This is NOT to say that keto is bad for everyone; it most certainly does work for some people but it also doesn’t work for me.

But the point is that you need measurements, bloodwork, and data to know for sure.

So if you’re going to try a new diet – keto, carnivore, vegan, whatever – don’t just rely on some podcast or Youtube video for your information.  What worked for that person may not work for you.

Please, please, PLEASE go get the relevant bloodwork before you start a new diest to get a baseline, and then again after 1 to 2 months of being on it. Without that bloodwork data you’re flying completely blind.

With quantification you can see what’s actually going on in your veins and arteries, hopefully avoiding a disastrous mistake.

That which can be measured can be improved.

Quantifying Your Strength and Nutrition

Every serious athlete tracks their strength and conditioning, and the more serious the athlete the more minute the data they track.

There’s a reason that Mikaela Shiffrin, one of the greatest skiers of our time, tracks not only the weights, reps and sets of her squat workout but also the actual velocity that the squat bar moves at.

For people at her level the coaches use the ridiculous amount of data generated to track the progress of their athlete.

Now for most of us that’s too much, but we could all do with a little tracking of workouts.

For example, I’ve kept a training journal for the last 25 years in which I’ve tracked nearly every strength and conditioning workout I’ve ever done.

From that journal I know that on March 17, 2009 I did the following workout…

  • 8 circuits of  bench pressing 155 for 6 reps, followed by pullups to failure, followed by sprinting up and down 6 flights of stairs,
  • Then 3 sets of standing dumbell curl and press exercise in which I did 4 reps with 45 lb dumbells, 6 reps with 40 lb dumbells, and 8 reps with 35 dumbells,
  • Then a single set of 30 back extensions,
  • And two sets of hanging ab raises

Note that this is pretty specific but it could have been quantified even more.  I could have recorded the times for each of those 8 tower sprints and the number of pullups I did on each set.

If I had done that then I could now go back to that workout and know exactly how much I’ve improved or fallen behind since that workout.

Knowing your numbers prevents you from having to ‘guess’ if you’re improving or falling back.

That which can be measured can be improved.

Quantifying Your BJJ Training

Jiu-jitsu training itself is a little harder to quantify because your training partner gets a vote too.

You might be planning to have a nice easy sparring session but then the other guy gets all fired up and before you know it you’re in one of those death rolls.

That being said you can still keep track of how long you trained for and how hard you went.

You can quantify your drilling reps, sparring rounds, training intensity and total training time.

For example I know that on September 17th last year I did 1 1/4 hours of BJJ drilling and sparring with my friend Alex Kask at a moderate intensity while fasting.

If I was getting ready for a competition I might get more specific than that.  I might keep track like this…

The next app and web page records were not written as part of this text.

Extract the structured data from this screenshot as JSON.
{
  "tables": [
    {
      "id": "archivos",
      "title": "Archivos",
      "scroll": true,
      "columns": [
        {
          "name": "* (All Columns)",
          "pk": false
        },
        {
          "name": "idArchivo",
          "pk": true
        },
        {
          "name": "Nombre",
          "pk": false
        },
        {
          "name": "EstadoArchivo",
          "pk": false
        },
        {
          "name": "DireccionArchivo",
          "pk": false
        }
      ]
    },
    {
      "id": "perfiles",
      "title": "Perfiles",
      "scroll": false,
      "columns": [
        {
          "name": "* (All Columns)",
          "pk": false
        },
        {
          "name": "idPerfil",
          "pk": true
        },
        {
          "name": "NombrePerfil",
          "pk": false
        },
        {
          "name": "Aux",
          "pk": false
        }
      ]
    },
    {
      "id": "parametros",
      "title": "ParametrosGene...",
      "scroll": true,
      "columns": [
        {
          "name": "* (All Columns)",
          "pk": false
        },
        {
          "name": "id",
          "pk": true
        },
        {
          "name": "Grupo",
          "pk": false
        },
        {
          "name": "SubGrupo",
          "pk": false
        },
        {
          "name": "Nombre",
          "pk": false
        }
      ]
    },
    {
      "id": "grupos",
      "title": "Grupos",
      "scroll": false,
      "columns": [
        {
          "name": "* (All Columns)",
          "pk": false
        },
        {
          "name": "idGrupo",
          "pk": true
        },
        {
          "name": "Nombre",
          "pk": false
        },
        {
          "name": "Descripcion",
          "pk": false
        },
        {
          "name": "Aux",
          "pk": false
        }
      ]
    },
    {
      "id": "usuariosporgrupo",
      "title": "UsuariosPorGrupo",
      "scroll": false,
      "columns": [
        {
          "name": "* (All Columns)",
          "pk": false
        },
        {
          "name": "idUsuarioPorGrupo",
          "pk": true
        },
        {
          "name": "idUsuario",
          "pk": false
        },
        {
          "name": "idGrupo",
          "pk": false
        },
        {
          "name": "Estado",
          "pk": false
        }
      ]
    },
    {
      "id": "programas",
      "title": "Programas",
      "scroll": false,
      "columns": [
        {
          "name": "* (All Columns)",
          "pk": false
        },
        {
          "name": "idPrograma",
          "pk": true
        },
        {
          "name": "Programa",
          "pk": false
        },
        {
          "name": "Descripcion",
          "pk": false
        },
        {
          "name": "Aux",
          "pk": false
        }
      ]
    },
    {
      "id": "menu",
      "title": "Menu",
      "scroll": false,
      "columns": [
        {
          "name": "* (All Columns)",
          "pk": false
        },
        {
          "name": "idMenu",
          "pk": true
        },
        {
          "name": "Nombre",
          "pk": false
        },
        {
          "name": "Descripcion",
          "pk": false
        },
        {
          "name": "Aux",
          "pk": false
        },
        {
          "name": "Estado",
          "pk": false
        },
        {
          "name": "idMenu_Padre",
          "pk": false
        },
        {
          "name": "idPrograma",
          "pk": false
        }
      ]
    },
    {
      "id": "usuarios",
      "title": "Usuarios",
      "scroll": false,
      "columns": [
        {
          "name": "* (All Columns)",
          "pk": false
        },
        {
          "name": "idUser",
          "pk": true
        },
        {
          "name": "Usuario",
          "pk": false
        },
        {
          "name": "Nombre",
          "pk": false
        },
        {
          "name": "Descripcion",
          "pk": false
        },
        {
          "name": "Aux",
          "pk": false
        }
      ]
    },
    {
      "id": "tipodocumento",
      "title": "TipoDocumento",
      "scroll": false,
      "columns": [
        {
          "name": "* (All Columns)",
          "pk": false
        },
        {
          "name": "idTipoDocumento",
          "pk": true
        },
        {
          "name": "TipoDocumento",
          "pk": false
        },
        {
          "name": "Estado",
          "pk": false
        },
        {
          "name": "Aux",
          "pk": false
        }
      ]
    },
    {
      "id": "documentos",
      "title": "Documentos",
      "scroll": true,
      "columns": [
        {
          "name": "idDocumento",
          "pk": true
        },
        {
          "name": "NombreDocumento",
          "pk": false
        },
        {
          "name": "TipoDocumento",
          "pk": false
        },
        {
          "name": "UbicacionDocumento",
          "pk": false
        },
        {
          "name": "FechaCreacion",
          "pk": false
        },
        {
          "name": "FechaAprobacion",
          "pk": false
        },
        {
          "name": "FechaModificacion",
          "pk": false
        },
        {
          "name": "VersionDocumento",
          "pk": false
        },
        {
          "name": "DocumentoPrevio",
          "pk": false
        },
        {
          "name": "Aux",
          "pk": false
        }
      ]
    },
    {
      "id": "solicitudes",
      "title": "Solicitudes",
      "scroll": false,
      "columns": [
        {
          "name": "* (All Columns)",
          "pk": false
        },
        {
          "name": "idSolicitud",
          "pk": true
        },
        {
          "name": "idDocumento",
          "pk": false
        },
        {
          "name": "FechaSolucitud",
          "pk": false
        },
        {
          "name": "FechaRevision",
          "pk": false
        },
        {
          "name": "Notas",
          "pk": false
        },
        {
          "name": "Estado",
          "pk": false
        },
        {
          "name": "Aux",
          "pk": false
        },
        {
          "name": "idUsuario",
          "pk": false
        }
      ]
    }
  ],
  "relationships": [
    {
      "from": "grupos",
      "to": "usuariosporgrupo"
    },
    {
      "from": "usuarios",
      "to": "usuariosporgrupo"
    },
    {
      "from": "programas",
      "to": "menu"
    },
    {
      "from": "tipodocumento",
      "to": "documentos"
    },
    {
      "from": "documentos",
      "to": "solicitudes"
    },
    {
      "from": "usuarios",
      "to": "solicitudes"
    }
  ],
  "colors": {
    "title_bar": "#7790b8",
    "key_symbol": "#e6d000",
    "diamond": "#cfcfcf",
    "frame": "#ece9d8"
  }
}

  • 30 minutes: brainstorming and drilling turtle escapes, getting to guard and/or back to feet
  • 5 x 5 min rounds sparring at easy-moderate intensity focusing on turtle escapes
  • Then 2 x 5 minutes rounds going hard, starting on the feet

The bottom line is that feelings can lie to you, memory is faulty, and you are the easiest person to fool.

But data doesn’t lie.

So track what you can, regardless of whether you’re using a physical book, a spreadsheet on your computer or the notes app on your phone.

That which can be measured can be improved.

Stephan Kesting

Grapplearts.com

P.S. Download my FREE app for iPhone and Android devices called The Grapplearts BJJ Master App.

It's been updated recently and now contains more than 600 free minutes of BJJ black belt instruction.

Seriously, you'll get a ton of value out of it

Click here to get it for iPhone or iPad

https://apps.apple.com/us/app/bjj-master-app-by-grapplearts/id1308072068

And click here to get it for Android phones and tablets

https://play.google.com/store/apps/details?id=com.grappleartcontainer

And finally, as always, good luck with your training

Stephan